==== The data ====

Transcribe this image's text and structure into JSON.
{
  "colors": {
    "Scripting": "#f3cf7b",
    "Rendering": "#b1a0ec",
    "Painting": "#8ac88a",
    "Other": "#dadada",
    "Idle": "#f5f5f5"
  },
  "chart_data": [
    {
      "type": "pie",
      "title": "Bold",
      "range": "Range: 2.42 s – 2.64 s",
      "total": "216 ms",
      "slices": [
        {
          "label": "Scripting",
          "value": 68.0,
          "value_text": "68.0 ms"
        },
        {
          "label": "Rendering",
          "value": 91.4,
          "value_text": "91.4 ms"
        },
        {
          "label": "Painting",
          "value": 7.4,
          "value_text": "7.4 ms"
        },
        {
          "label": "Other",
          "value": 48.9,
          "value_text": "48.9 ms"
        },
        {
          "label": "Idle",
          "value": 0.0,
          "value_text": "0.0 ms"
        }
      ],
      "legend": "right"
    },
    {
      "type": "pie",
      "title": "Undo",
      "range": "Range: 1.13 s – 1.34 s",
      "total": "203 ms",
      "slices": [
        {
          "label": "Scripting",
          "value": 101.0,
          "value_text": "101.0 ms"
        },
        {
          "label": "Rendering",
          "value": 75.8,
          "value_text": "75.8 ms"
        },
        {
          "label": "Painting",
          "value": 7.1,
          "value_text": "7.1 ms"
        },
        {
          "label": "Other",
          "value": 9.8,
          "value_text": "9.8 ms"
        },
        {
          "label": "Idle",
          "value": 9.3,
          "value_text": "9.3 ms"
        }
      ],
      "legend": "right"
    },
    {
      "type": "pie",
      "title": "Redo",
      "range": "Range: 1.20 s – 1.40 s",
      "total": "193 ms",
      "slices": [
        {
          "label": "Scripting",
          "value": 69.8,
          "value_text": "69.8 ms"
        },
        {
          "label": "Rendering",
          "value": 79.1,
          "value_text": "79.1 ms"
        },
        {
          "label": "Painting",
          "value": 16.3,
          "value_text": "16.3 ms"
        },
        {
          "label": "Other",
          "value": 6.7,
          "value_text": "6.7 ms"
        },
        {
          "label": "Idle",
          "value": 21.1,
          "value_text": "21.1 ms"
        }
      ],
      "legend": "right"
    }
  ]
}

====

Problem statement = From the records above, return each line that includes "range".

Result of this exercise =
      "range": "Range: 2.42 s – 2.64 s",
      "range": "Range: 1.13 s – 1.34 s",
      "range": "Range: 1.20 s – 1.40 s",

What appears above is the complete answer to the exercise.